Jerald L. Tillman, founder of the National African American Insurance Association, tells IBA about the organization’s beginnings and why its work continues to be critical today.
IBA: What led you to start the National African American Insurance Association (NAAIA)?
Jerald L. Tillman: After entering the insurance business [in 1974 at Aetna], my mentor made it clear to me that if you're going to be a professional in the business, you need to be all in, so you need to be a member of your professional association. He gave all the reasons why your professional association is there to support you and give you tools necessary to be successful in the field.
At a very young age, I was elected to the local association, and then I was elected to the state association. By 1976–77, I was going to national insurance conferences, but little did I know that I would be the only African American at these conferences. [They were] 99.9% Caucasian, which was OK because I still learned a lot, but then something in my mind said, ‘This is a fantastic industry. Why am I the only one in the room?’
I knew what I'd seen the last two years did not reflect the population in America. I didn't know why – I was still young and naïve – but I said, ‘I want to diversify the industry.’ That was the spark for the National African American Insurance Association.
Initially, the long-term goal was to create a national association of African Americans in the insurance business and diversify the industry by way of business development or independent agency ownership and corporate professional leadership. I had a lot of friends who were accountants and CPAs, and there was a Black accountants association. I had friends who were attorneys, and there was a Black lawyers association, so many of the professionals I knew were members of their larger professional association, but also their association that was specifically designed to get more African Americans involved in their profession.
IBA: How did the organization evolve from there?
JT: I started by building an organization in Dayton. I was an independent agent at the time with a captive company and did a great job, so they gave me an opportunity to be a sales manager in Cincinnati. In Cincinnati, there were a few African Americans who were in the business, but there was no association. I said, ‘There's a group in Dayton; let's organize here in Cincinnati, and I'll go back and talk to the people in Dayton – maybe we can form two chapters.’

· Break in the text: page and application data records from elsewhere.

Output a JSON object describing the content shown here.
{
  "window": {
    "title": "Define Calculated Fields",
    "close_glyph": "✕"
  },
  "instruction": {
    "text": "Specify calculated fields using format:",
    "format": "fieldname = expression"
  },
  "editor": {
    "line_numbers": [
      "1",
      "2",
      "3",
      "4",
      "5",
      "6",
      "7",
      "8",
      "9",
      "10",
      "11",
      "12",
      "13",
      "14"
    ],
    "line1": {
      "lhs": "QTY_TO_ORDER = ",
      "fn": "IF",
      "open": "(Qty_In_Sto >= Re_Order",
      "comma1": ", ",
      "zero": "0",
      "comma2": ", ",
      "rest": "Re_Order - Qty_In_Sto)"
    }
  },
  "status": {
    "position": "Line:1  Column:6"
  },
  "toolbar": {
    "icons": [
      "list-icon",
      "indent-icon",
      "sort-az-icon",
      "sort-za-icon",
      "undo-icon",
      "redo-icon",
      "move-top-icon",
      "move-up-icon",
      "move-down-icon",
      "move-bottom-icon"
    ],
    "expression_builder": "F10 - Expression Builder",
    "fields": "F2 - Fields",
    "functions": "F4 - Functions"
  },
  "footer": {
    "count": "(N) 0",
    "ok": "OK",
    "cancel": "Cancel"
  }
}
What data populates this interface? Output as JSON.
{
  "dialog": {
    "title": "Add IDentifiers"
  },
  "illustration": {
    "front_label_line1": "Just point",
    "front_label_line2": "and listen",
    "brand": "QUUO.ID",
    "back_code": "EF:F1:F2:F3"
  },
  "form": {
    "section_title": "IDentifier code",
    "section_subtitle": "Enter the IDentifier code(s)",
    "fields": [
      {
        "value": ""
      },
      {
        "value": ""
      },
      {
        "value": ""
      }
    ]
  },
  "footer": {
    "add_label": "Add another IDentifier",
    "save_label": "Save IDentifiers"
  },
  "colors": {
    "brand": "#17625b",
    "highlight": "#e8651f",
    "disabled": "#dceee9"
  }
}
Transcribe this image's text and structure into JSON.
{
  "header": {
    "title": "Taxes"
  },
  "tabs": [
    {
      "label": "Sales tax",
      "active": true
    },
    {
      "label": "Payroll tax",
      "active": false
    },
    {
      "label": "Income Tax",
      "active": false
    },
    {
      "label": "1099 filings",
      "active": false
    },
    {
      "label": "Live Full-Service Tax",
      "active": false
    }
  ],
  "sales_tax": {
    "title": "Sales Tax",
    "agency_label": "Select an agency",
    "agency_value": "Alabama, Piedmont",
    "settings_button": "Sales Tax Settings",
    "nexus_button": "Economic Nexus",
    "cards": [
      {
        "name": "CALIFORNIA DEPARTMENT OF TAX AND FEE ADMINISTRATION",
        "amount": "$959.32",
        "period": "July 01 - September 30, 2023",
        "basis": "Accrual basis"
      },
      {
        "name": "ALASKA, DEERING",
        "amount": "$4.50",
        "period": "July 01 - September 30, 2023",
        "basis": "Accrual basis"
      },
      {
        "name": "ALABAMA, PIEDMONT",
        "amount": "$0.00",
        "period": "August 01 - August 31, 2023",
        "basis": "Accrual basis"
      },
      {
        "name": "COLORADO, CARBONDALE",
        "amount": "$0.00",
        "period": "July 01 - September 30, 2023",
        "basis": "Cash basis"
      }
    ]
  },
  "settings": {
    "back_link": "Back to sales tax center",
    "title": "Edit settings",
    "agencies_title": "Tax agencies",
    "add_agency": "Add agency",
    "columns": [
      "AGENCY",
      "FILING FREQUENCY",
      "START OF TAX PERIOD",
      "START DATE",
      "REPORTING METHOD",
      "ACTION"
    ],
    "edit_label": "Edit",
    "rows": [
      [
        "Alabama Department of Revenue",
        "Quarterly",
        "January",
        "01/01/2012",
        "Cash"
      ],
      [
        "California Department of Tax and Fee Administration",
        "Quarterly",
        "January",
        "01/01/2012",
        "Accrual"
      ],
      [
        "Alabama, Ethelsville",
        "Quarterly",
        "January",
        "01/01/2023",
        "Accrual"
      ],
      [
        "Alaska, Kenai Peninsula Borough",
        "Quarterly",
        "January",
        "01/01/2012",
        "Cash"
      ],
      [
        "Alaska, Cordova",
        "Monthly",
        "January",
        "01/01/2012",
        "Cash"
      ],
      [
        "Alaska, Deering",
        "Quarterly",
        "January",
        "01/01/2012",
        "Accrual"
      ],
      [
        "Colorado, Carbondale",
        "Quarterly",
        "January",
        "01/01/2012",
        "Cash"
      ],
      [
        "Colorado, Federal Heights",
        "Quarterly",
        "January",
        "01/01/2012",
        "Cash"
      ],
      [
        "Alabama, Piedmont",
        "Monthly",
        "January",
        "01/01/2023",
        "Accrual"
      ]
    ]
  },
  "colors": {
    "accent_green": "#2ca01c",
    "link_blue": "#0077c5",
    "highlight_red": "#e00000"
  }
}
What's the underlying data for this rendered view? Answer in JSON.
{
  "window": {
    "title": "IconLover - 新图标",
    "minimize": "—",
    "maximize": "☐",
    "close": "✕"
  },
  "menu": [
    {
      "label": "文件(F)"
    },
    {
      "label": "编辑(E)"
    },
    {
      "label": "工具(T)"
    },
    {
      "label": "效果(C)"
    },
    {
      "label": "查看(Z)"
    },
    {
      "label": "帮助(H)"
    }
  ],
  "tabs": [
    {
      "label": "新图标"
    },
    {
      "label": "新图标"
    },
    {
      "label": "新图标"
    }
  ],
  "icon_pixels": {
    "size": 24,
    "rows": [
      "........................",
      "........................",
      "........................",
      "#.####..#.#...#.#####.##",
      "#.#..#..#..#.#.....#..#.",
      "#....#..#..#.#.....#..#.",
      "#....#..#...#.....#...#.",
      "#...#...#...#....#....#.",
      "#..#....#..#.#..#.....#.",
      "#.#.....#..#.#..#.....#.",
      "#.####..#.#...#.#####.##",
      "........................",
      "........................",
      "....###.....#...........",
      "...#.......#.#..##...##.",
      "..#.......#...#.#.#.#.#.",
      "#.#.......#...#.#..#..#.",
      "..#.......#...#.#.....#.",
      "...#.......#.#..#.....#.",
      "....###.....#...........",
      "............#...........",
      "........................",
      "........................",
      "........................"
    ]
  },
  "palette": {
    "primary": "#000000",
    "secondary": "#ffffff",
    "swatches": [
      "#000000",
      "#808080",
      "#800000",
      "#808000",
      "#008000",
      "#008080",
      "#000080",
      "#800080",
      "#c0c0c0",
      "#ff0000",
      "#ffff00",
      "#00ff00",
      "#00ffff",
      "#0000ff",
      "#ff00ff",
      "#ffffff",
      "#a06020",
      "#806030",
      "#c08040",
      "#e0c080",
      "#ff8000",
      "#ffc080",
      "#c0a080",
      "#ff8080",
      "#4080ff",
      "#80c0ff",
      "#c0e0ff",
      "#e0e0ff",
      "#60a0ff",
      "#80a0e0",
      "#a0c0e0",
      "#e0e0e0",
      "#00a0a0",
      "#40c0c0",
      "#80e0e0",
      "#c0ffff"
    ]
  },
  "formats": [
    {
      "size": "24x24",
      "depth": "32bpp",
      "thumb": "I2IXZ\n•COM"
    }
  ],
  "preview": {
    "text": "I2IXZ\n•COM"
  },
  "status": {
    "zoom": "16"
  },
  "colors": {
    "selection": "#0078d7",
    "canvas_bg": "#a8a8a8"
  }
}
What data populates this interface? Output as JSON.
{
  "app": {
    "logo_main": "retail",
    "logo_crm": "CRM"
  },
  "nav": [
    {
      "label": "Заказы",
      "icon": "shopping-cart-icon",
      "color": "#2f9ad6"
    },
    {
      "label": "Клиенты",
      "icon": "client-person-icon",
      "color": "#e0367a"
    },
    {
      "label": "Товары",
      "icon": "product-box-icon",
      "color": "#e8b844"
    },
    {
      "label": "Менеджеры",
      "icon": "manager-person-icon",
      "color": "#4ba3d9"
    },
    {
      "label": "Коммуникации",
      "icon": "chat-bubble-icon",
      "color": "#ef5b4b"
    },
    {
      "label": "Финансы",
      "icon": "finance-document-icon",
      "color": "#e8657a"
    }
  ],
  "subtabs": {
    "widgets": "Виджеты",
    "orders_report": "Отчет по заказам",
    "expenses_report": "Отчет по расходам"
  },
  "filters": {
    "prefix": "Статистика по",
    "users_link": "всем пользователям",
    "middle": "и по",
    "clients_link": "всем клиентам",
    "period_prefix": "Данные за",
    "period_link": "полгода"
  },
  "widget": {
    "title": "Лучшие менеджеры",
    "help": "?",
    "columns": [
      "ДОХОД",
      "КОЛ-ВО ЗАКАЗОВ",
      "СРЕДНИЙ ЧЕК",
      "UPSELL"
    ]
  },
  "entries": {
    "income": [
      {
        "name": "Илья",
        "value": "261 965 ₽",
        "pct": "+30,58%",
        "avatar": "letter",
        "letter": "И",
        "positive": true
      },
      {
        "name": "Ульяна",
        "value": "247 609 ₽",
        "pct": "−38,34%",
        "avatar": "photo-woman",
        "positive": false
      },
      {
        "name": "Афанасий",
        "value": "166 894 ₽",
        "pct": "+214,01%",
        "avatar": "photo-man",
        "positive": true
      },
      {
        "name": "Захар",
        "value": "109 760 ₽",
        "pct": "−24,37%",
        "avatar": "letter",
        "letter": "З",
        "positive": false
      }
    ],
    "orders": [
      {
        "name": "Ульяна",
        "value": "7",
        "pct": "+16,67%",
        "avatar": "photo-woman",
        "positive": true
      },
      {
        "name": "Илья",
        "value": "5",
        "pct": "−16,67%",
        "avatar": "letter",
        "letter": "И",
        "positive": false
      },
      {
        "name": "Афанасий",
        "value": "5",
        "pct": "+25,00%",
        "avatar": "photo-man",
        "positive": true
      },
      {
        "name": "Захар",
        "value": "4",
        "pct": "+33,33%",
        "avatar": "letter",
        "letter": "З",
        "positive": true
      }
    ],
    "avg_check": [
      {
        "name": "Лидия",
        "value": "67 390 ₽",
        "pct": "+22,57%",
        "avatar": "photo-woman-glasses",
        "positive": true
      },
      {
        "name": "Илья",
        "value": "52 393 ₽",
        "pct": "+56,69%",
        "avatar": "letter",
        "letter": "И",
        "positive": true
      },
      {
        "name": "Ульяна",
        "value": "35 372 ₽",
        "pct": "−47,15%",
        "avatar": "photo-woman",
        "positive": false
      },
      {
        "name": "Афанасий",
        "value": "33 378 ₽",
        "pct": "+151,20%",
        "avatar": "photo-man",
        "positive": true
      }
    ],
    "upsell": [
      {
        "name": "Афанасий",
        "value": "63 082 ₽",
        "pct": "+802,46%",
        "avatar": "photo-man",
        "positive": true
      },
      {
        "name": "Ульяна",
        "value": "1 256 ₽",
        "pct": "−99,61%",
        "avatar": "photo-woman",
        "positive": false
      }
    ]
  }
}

From the creation of that local association to the national association was 20 years. I honestly think a miracle happened that put us in the national spotlight, which hastened the development of the national organization. In the early ’80s, an issue in America at the time was redlining. At our first national conference, we addressed this concept. That conference got national attention, and a national insurance newspaper covered our conference and basically put it in the headline that a Black insurance group suggested that redlining is real in America – redlining [meaning] you draw a circle around the urban areas, and essentially they can't buy insurance in the area. Insurance is crucial to new development – you can't buy a house or buy a car without insurance. Redlining was an issue that prevented many people of color from purchasing homes.
At the end of the article, it said, “If you're interested in more information about the organization, call Jerald Tillman” and gave my phone number, which caught me off guard because I didn't know what type of reaction there would be. But after that, my phone was ringing off the hook. People from all over the country were calling [to ask me to] come help them build a chapter in their city.
I stress the fact that our focus is on African American talent development, entrepreneurship and agency development, but anybody can join our organization. Our ideal is to increase the numbers of African Americans in the insurance industry, and that's a wealth of talent that can increase corporate profits, that's a wealth of talent in terms of agency ownership and business development, and that's what we're charged to do as an organization.
IBA: Since founding NAAIA, how have you seen diverse representation evolve in insurance?
JT: The insurance industry is very slow to change. We have diversity and inclusion professionals who are NAAIA members and represent many of the largest insurance corporations in the United States, so we are on the front lines, and there's been progress. However, we have to maintain this commitment to diversity in order to maintain the progress that has been made in the past and to continue the progress moving forward. It's still very challenging, and we're prepared for that challenge.